“Collaboration with the industry will help deliver our shared Maritime 2050 vision, revolutionising the UK’s relationship with other countries, to grow and upskill the maritime workforce and advance our world-class safety standards.”

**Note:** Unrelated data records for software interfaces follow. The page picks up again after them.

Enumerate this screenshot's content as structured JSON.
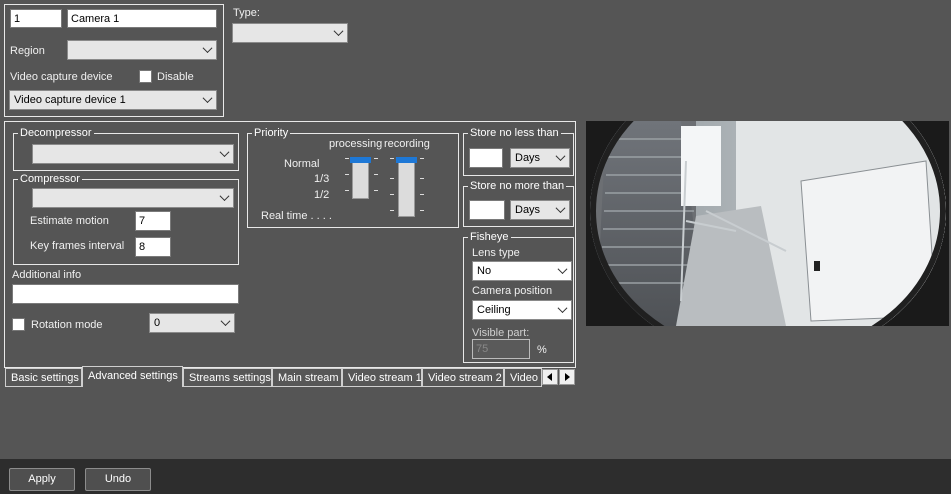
{
  "camera": {
    "id": "1",
    "name": "Camera 1",
    "region_label": "Region",
    "region_value": "",
    "video_capture_label": "Video capture device",
    "disable_label": "Disable",
    "video_capture_value": "Video capture device 1"
  },
  "type": {
    "label": "Type:",
    "value": ""
  },
  "decompressor": {
    "title": "Decompressor",
    "value": ""
  },
  "compressor": {
    "title": "Compressor",
    "value": "",
    "estimate_motion_label": "Estimate motion",
    "estimate_motion_value": "7",
    "key_frames_label": "Key frames interval",
    "key_frames_value": "8"
  },
  "additional_info": {
    "label": "Additional info",
    "value": ""
  },
  "rotation": {
    "label": "Rotation mode",
    "value": "0"
  },
  "priority": {
    "title": "Priority",
    "processing_label": "processing",
    "recording_label": "recording",
    "levels": [
      "Normal",
      "1/3",
      "1/2",
      "Real time . . . ."
    ],
    "processing_level": 0,
    "recording_level": 0
  },
  "store_min": {
    "title": "Store no less than",
    "value": "",
    "unit": "Days"
  },
  "store_max": {
    "title": "Store no more than",
    "value": "",
    "unit": "Days"
  },
  "fisheye": {
    "title": "Fisheye",
    "lens_type_label": "Lens type",
    "lens_type_value": "No",
    "camera_position_label": "Camera position",
    "camera_position_value": "Ceiling",
    "visible_part_label": "Visible part:",
    "visible_part_value": "75",
    "visible_part_unit": "%"
  },
  "tabs": [
    "Basic settings",
    "Advanced settings",
    "Streams settings",
    "Main stream",
    "Video stream 1",
    "Video stream 2",
    "Video"
  ],
  "footer": {
    "apply_label": "Apply",
    "undo_label": "Undo"
  },
  "colors": {
    "background": "#555555",
    "footer": "#2d2d2d",
    "accent": "#1e78d6"
  }
}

Moving forward, the council will have the power to convene working groups to ensure the UK is delivering on its 2050 plan. An interim report is expected from the body to review progress but no date has yet been made public for its publication.